April 8, 2008
I write regarding the NASD/FINRA's latest attempt to "fix" the broker expungement problem. FINRA's motivation is meritorious, but once again its method falls short of a good solution.
The decision to expunge is a very serious one, and it should not be considered and decided by decision-makers cut from an arbitrator's (equitable) cloth.
The decision instead should be vested in real regulators, such as the Securities Administrator for the state where the broker works, or by FINRA's National Adjudicatory Council.
Only such entities have the regulatory focus necessary to make this important decision.
In addition, and more important, the SEC and FINRA must address the huge hole that persists in the Public Information system. Under current rules, an arbitration claim brought against a firm that does not also name the individual broker as a Respondent (in the caption)is not considered a written complaint against that broker, and is not reported. That "exception" to reporting exists even if the broker's name appears prominently in the text of the arbitration complaint. Indeed, even if there are ten such arbitration claims, or 100, there will be no reporting of that fact to the public.
Disclosure ought not turn on whether the broker was named separately as a Respondent. Many attorneys, including myself, often do not separately name individual brokers because it is unnecessary (given the rule of Respondeat Superior).

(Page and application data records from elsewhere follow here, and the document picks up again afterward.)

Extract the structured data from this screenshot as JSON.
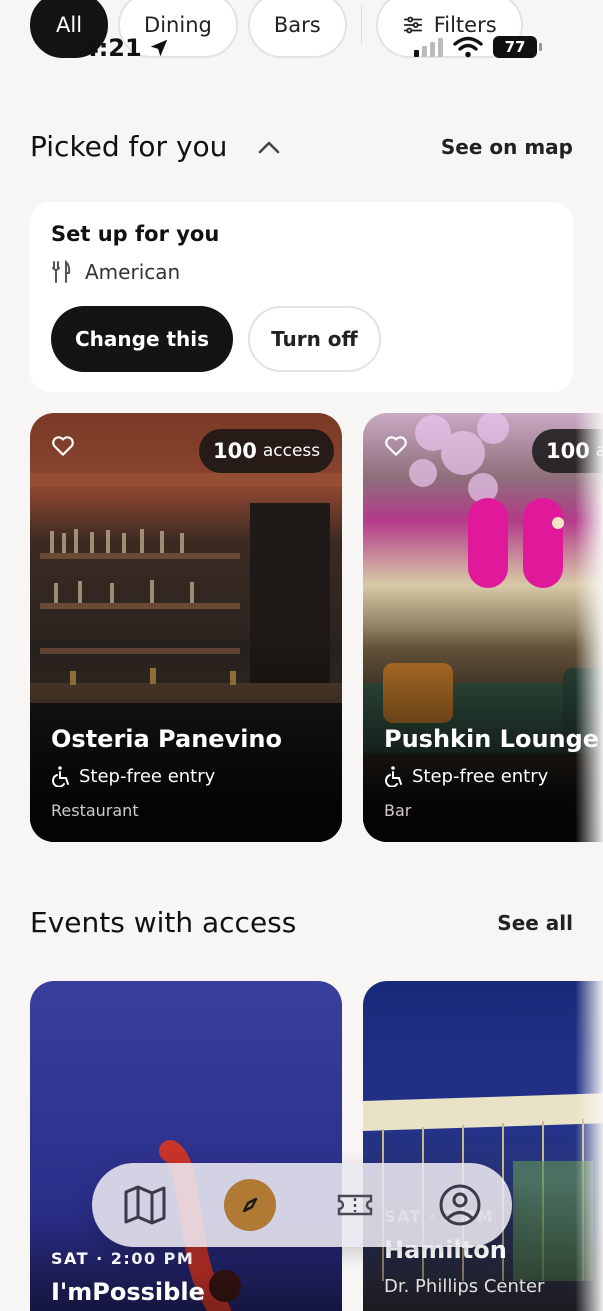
{
  "status_bar": {
    "time": "4:21",
    "battery": "77"
  },
  "filters": [
    {
      "label": "All",
      "active": true
    },
    {
      "label": "Dining",
      "active": false
    },
    {
      "label": "Bars",
      "active": false
    }
  ],
  "filters_button": {
    "label": "Filters",
    "icon": "sliders-icon"
  },
  "picked_section": {
    "title": "Picked for you",
    "link": "See on map"
  },
  "setup_card": {
    "title": "Set up for you",
    "preference": "American",
    "preference_icon": "fork-knife-icon",
    "primary_button": "Change this",
    "secondary_button": "Turn off"
  },
  "venues": [
    {
      "name": "Osteria Panevino",
      "feature": "Step-free entry",
      "type": "Restaurant",
      "access_count": "100",
      "access_label": "access"
    },
    {
      "name": "Pushkin Lounge & ",
      "feature": "Step-free entry",
      "type": "Bar",
      "access_count": "100",
      "access_label": "ac"
    }
  ],
  "events_section": {
    "title": "Events with access",
    "link": "See all"
  },
  "events": [
    {
      "date": "SAT · 2:00 PM",
      "title": "I'mPossible",
      "venue": ""
    },
    {
      "date": "SAT · 2 PM",
      "title": "Hamilton",
      "venue": "Dr. Phillips Center"
    }
  ],
  "tabbar": {
    "items": [
      "map-icon",
      "compass-icon",
      "ticket-icon",
      "profile-icon"
    ],
    "active_index": 1,
    "active_color": "#b07a35"
  }
}
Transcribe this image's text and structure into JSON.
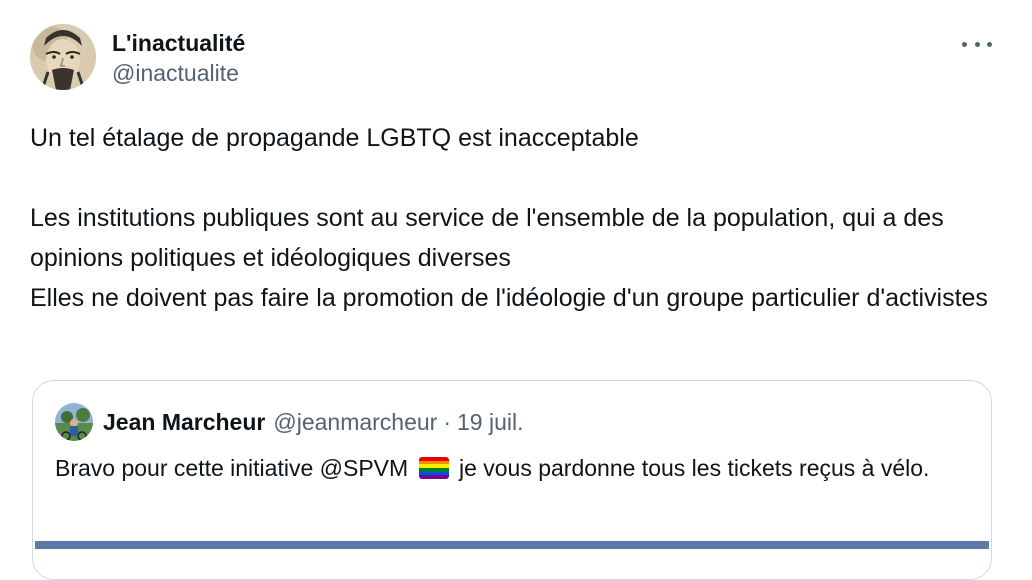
{
  "tweet": {
    "display_name": "L'inactualité",
    "handle": "@inactualite",
    "paragraphs": [
      "Un tel étalage de propagande LGBTQ est inacceptable",
      "Les institutions publiques sont au service de l'ensemble de la population, qui a des opinions politiques et idéologiques diverses",
      "Elles ne doivent pas faire la promotion de l'idéologie d'un groupe particulier d'activistes"
    ]
  },
  "quote": {
    "display_name": "Jean Marcheur",
    "handle": "@jeanmarcheur",
    "separator": "·",
    "date": "19 juil.",
    "text_before_flag": "Bravo pour cette initiative @SPVM",
    "text_after_flag": "je vous pardonne tous les tickets reçus à vélo."
  },
  "icons": {
    "more": "more-horizontal-icon",
    "flag": "rainbow-flag-icon"
  },
  "colors": {
    "text_primary": "#0f1419",
    "text_secondary": "#536471",
    "border": "#cfd9de"
  }
}
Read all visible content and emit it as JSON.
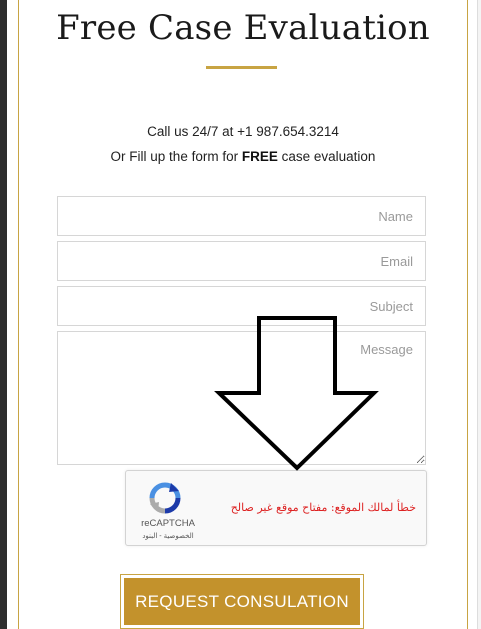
{
  "form": {
    "title": "Free Case Evaluation",
    "call_line": "Call us 24/7 at +1 987.654.3214",
    "fill_prefix": "Or Fill up the form for ",
    "fill_bold": "FREE",
    "fill_suffix": " case evaluation",
    "name_placeholder": "Name",
    "email_placeholder": "Email",
    "subject_placeholder": "Subject",
    "message_placeholder": "Message",
    "submit_label": "REQUEST CONSULATION"
  },
  "recaptcha": {
    "brand": "reCAPTCHA",
    "links": "الخصوصية - البنود",
    "error_text": "خطأ لمالك الموقع: مفتاح موقع غير صالح"
  },
  "colors": {
    "accent_gold": "#c8a443",
    "button_gold": "#c3922c",
    "error_red": "#dd2222"
  }
}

The SEC and FINRA must fix this hole if the system is to produce the disclosure the public deserves.